Dirty Projectors was formed in 2003 by David Longstreth, using the moniker to release wildly imaginative albums spanning guitar-based experimental song, scored composition, electronic music, hardcore, and medieval vocal polyphony. The early years of the band featured an evolving cast of musicians, eventually solidifying around Longstreth (vocals & guitar), Amber Coffman (vocals & guitar), Nat Baldwin (bass), Angel Deradoorian (vocals and keyboard) and Brian McOmber (drums). Haley Dekle (vocals) joined in 2009. 2009’s Bitte Orca was Dirty Projectors’ breakout moment, landing them on almost every Album of the Year list in the country and bringing them to five continents over two years. 2009 saw the band collaborating with David Byrne and The Roots, appearing on Late Show with David Letterman and Late Night with Jimmy Fallon, as well as playing myriad club shows and international festivals. In 2010, the band collaborated with Björk on the Mount Wittenberg Orca EP, which generated over $60,000 for a National Geographic endeavor to preserve wild ocean reefs. They also presented the 2005 album The Getty Address with 20-piece chamber ensemble Alarm Will Sound at Lincoln Center in New York, the Barbican in London and the Walt Disney Concert Hall in LA, as well as selling out New York’s 3000-cap Terminal 5. At the dawn of 2011, Longstreth began writing songs for the band’s next LP.
The songs of Swing Lo Magellan are culled from a sprawling twelve months of constant writing and recording in a weird house in Delaware County, New York (four hours northwest of the city). Longstreth, who produced and mixed, wrote seventy new songs and beats. The band—Amber Coffman (vocals & guitar), Nat Baldwin (bass), Brian McOmber (drums) & Haley Dekle (vocals) – often joined him, rehearsing the new music more or less constantly in the house’s A-frame attic. (Vocalist Angel Deradoorian is on hiatus). The twelve songs of Swing Lo Magellan were winnowed down from about forty finished demos. The finished recordings bear the impress of this informal working style: the album is a collection of moments: accidental, fortuitous, spontaneous. The performances feel warm and imperfect. Unguarded intimacy is somewhat of a new look for this band, and it turns out it’s a very good look.

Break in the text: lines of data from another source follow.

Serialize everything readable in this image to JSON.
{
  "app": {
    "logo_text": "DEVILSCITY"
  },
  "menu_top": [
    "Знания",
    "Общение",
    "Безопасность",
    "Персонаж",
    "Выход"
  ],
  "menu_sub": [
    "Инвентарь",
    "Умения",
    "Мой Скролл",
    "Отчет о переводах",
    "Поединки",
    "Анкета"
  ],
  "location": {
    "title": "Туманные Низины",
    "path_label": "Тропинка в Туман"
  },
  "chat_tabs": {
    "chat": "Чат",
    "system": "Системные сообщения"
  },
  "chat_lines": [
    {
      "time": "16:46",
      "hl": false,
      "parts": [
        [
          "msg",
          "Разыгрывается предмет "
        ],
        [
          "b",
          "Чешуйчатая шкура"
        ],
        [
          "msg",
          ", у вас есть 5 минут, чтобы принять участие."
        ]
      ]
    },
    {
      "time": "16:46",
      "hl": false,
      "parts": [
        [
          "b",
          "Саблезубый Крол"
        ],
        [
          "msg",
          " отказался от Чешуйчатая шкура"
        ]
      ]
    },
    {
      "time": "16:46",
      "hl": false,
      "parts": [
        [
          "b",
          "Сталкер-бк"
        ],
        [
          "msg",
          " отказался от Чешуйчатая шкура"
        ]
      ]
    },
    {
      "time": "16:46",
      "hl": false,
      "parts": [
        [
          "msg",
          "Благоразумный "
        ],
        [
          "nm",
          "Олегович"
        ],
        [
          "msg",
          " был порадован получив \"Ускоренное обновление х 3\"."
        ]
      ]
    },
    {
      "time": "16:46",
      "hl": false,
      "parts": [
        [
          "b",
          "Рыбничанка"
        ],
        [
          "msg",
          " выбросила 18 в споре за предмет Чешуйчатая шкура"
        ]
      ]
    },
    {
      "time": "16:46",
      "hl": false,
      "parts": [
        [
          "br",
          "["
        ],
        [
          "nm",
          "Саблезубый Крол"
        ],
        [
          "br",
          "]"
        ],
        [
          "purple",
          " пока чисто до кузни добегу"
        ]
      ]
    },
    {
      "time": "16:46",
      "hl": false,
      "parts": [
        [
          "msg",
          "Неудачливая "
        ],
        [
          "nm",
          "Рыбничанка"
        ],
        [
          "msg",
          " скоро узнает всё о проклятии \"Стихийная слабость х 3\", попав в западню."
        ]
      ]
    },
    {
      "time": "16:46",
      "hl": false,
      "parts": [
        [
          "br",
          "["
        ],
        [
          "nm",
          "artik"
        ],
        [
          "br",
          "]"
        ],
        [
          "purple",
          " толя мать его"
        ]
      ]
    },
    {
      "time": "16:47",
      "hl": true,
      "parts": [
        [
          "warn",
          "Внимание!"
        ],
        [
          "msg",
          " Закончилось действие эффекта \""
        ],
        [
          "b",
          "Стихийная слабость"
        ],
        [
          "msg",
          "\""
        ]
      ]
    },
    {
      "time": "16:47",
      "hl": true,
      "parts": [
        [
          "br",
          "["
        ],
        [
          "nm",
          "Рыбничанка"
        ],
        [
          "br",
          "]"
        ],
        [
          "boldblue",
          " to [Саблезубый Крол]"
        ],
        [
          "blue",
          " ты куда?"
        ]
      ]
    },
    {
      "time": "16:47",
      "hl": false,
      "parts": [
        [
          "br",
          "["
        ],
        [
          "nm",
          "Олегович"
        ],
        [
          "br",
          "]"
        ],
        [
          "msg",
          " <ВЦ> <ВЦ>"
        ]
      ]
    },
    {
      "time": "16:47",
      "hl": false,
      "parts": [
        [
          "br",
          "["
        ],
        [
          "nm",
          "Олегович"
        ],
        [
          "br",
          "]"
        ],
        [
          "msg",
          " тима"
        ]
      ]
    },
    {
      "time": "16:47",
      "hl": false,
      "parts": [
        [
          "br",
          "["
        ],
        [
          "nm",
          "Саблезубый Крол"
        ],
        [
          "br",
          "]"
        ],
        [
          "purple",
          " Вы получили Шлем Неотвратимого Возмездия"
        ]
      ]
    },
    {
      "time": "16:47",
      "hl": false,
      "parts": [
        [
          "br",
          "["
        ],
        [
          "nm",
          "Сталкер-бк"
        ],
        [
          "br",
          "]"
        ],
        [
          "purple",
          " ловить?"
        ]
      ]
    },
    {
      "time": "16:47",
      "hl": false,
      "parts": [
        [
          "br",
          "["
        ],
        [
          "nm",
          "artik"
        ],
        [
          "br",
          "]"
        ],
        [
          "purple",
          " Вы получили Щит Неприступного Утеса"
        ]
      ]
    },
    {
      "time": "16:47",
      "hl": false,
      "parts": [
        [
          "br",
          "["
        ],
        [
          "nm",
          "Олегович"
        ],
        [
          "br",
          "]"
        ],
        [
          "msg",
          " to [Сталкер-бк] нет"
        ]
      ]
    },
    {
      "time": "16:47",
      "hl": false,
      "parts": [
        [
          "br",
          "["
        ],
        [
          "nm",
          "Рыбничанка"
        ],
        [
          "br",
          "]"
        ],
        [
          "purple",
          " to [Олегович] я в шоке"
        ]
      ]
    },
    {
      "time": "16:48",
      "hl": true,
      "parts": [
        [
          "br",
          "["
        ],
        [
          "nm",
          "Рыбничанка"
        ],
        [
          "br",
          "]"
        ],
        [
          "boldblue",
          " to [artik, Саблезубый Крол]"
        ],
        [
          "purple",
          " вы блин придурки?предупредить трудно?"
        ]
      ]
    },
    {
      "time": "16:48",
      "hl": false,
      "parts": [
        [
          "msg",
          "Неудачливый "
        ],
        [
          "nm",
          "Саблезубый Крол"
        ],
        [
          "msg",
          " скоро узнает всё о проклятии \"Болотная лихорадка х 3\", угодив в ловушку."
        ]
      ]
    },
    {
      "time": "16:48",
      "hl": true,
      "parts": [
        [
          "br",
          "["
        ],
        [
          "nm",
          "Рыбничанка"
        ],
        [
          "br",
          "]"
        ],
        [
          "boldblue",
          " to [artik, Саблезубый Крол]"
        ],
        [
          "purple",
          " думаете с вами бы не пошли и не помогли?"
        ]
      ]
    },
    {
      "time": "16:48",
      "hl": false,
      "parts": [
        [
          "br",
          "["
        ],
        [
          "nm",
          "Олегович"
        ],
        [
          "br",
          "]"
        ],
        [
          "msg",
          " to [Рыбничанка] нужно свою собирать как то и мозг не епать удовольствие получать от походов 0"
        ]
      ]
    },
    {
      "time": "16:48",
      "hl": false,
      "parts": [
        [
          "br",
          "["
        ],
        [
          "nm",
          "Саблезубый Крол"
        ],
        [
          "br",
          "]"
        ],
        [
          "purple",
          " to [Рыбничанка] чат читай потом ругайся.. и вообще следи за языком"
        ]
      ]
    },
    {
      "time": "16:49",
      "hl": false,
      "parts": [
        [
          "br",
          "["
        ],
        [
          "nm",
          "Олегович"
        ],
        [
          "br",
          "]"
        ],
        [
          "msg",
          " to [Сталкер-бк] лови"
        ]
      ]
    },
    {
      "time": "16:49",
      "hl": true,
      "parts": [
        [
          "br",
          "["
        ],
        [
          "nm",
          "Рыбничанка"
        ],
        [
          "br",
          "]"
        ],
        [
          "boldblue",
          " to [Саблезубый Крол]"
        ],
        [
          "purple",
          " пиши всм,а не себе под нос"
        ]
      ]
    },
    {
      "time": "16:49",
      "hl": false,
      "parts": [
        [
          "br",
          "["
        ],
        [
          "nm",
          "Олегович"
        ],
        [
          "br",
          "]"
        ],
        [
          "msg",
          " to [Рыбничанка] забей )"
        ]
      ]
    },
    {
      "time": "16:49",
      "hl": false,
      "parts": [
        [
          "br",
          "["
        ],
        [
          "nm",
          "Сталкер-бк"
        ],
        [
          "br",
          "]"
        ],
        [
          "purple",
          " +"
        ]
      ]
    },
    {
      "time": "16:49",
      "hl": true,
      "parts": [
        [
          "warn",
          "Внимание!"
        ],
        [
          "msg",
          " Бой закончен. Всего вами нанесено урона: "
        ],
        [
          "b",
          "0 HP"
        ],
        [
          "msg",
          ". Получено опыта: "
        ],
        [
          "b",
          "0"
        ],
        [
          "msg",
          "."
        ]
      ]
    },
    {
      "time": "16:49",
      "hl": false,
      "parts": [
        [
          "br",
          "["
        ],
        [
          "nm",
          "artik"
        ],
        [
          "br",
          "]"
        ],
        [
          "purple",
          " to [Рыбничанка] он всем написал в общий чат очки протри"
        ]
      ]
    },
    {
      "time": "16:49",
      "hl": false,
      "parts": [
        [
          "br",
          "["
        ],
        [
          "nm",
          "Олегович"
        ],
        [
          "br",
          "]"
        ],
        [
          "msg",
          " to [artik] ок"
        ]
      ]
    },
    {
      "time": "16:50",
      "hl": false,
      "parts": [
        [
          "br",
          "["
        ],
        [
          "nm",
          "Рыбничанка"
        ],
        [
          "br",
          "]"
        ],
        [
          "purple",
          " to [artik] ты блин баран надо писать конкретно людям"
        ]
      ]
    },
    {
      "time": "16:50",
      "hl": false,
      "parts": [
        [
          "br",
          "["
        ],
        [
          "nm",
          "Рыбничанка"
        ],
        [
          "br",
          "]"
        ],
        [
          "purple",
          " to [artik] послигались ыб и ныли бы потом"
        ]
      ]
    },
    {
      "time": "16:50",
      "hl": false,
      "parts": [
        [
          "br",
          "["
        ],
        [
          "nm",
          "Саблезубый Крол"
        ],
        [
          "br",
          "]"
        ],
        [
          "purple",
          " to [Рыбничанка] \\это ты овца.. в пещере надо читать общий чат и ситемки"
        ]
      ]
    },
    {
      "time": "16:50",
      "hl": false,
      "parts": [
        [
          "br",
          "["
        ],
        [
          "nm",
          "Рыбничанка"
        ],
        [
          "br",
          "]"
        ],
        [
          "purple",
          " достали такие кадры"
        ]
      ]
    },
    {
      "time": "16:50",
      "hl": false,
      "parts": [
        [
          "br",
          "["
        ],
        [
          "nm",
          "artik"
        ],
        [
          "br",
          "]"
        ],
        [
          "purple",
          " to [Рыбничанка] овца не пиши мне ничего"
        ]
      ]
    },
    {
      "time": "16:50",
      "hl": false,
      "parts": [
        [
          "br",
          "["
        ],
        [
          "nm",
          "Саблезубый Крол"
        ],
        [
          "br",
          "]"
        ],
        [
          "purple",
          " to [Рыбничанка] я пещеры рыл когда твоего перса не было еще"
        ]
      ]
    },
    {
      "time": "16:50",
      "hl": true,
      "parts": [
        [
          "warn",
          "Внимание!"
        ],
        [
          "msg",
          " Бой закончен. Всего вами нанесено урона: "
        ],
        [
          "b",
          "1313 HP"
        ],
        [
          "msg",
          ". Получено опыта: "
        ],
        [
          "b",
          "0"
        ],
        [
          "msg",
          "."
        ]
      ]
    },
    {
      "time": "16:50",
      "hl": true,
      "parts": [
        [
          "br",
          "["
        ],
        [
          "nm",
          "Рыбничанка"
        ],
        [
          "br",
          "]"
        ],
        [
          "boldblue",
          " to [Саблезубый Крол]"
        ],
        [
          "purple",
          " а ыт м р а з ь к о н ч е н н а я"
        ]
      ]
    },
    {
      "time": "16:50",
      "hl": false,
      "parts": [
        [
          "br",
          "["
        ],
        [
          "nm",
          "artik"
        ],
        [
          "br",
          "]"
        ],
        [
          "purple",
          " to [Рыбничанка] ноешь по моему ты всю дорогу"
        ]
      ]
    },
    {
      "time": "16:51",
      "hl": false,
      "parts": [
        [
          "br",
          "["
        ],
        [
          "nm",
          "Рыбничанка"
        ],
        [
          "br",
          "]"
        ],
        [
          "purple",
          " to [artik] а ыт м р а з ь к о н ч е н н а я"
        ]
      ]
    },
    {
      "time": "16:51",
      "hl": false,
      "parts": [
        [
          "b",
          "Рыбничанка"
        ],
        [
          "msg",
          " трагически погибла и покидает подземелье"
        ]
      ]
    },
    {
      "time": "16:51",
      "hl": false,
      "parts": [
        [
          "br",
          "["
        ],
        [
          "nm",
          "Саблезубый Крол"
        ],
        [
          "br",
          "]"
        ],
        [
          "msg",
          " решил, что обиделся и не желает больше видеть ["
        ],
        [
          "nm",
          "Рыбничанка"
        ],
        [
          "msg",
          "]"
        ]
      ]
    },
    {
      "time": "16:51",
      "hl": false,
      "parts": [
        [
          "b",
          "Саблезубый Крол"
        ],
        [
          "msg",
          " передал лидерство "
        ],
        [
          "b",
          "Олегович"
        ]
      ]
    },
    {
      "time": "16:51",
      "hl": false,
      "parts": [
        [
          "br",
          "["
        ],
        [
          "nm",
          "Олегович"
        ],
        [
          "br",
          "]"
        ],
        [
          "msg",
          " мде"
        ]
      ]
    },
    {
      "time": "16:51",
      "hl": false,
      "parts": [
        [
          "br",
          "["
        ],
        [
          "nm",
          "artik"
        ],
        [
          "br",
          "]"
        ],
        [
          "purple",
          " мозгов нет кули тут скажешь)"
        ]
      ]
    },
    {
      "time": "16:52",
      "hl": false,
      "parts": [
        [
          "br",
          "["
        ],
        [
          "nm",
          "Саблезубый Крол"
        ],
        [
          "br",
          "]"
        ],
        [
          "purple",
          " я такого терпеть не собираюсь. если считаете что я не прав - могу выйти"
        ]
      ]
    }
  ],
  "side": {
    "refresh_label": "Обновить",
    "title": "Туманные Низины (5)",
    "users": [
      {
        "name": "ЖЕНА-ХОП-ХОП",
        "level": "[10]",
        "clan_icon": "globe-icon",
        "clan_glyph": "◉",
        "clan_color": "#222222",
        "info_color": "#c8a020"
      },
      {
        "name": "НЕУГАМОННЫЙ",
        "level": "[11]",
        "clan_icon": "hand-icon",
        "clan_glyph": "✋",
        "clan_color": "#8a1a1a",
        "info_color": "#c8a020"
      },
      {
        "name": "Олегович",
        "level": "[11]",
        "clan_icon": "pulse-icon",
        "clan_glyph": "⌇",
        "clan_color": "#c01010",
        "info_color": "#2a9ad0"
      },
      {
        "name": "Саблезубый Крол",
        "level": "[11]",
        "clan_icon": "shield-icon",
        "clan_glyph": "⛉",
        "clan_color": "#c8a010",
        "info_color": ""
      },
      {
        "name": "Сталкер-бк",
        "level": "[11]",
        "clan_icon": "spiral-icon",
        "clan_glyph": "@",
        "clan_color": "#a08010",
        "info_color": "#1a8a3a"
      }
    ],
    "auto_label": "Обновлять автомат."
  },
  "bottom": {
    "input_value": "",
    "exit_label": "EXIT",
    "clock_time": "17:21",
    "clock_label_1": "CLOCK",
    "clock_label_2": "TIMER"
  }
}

The sound of this album is totally unique—with an aesthetic that explodes in two directions at once. The grain of the voices and live-in-the-room quality of the amps contrast the rich orchestral layering of Longstreth’s arrangements for contemporary ensemble yMusic, the warmth of the bass and the sheen and blast of the beat programming.
Swing Lo Magellan is an album that comes from the hearts of one of the most fearlessly cerebral bands of the last ten years. The album has both the handmade intimacy of a love letter and the widescreen grandeur of a blockbuster, and if that sounds like a paradox—it’s because it was until now.